**Exercise directions:** The entries must be retyped exactly, down to the last line.

------

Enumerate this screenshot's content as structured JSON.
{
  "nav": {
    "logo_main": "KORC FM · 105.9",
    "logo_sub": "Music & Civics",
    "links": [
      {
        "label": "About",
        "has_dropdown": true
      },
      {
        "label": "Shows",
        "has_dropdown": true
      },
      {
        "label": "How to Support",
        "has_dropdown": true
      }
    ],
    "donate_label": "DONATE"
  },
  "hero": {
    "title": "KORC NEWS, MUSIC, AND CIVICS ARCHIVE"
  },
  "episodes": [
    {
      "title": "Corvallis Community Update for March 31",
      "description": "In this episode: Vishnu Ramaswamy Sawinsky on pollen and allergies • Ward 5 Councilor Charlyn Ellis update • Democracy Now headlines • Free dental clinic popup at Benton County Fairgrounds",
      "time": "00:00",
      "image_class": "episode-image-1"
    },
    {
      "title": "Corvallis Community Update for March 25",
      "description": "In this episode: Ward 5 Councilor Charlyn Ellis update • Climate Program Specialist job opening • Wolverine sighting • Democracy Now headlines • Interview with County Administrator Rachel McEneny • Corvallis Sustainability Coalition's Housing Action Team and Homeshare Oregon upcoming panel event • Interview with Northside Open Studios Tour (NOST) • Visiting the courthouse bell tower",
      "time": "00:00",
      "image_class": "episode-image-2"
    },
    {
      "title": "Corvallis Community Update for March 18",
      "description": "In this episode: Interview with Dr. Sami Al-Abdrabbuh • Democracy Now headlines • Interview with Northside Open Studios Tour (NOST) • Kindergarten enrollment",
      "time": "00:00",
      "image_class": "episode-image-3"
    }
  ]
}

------

**Answer to this task:**
Enumerate this screenshot's content as structured JSON.
{
  "nav": {
    "logo_main": "KORC FM · 105.9",
    "logo_sub": "Music & Civics",
    "links": [
      {
        "label": "About",
        "has_dropdown": true
      },
      {
        "label": "Shows",
        "has_dropdown": true
      },
      {
        "label": "How to Support",
        "has_dropdown": true
      }
    ],
    "donate_label": "DONATE"
  },
  "hero": {
    "title": "KORC NEWS, MUSIC, AND CIVICS ARCHIVE"
  },
  "episodes": [
    {
      "title": "Corvallis Community Update for March 31",
      "description": "In this episode: Vishnu Ramaswamy Sawinsky on pollen and allergies • Ward 5 Councilor Charlyn Ellis update • Democracy Now headlines • Free dental clinic popup at Benton County Fairgrounds",
      "time": "00:00",
      "image_class": "episode-image-1"
    },
    {
      "title": "Corvallis Community Update for March 25",
      "description": "In this episode: Ward 5 Councilor Charlyn Ellis update • Climate Program Specialist job opening • Wolverine sighting • Democracy Now headlines • Interview with County Administrator Rachel McEneny • Corvallis Sustainability Coalition's Housing Action Team and Homeshare Oregon upcoming panel event • Interview with Northside Open Studios Tour (NOST) • Visiting the courthouse bell tower",
      "time": "00:00",
      "image_class": "episode-image-2"
    },
    {
      "title": "Corvallis Community Update for March 18",
      "description": "In this episode: Interview with Dr. Sami Al-Abdrabbuh • Democracy Now headlines • Interview with Northside Open Studios Tour (NOST) • Kindergarten enrollment",
      "time": "00:00",
      "image_class": "episode-image-3"
    }
  ]
}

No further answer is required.